Task data
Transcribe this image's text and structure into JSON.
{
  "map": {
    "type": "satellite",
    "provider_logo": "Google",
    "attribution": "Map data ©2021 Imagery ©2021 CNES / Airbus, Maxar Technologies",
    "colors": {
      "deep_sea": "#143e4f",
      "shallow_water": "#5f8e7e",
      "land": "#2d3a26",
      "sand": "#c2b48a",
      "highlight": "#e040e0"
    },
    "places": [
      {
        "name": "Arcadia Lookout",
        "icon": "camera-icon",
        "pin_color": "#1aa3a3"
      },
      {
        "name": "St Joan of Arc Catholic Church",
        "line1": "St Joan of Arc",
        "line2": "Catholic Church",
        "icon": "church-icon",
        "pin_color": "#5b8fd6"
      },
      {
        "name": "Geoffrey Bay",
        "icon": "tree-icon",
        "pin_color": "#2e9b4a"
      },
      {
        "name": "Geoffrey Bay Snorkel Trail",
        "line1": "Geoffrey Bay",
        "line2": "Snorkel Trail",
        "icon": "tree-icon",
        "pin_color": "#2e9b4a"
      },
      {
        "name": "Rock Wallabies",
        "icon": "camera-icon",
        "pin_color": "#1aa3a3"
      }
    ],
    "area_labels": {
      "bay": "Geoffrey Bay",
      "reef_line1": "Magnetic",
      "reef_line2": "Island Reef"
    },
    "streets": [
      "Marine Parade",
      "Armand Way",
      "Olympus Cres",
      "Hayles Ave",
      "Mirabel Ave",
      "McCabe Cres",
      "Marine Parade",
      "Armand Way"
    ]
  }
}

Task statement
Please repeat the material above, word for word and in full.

Finished exercise
Transcribe this image's text and structure into JSON.
{
  "map": {
    "type": "satellite",
    "provider_logo": "Google",
    "attribution": "Map data ©2021 Imagery ©2021 CNES / Airbus, Maxar Technologies",
    "colors": {
      "deep_sea": "#143e4f",
      "shallow_water": "#5f8e7e",
      "land": "#2d3a26",
      "sand": "#c2b48a",
      "highlight": "#e040e0"
    },
    "places": [
      {
        "name": "Arcadia Lookout",
        "icon": "camera-icon",
        "pin_color": "#1aa3a3"
      },
      {
        "name": "St Joan of Arc Catholic Church",
        "line1": "St Joan of Arc",
        "line2": "Catholic Church",
        "icon": "church-icon",
        "pin_color": "#5b8fd6"
      },
      {
        "name": "Geoffrey Bay",
        "icon": "tree-icon",
        "pin_color": "#2e9b4a"
      },
      {
        "name": "Geoffrey Bay Snorkel Trail",
        "line1": "Geoffrey Bay",
        "line2": "Snorkel Trail",
        "icon": "tree-icon",
        "pin_color": "#2e9b4a"
      },
      {
        "name": "Rock Wallabies",
        "icon": "camera-icon",
        "pin_color": "#1aa3a3"
      }
    ],
    "area_labels": {
      "bay": "Geoffrey Bay",
      "reef_line1": "Magnetic",
      "reef_line2": "Island Reef"
    },
    "streets": [
      "Marine Parade",
      "Armand Way",
      "Olympus Cres",
      "Hayles Ave",
      "Mirabel Ave",
      "McCabe Cres",
      "Marine Parade",
      "Armand Way"
    ]
  }
}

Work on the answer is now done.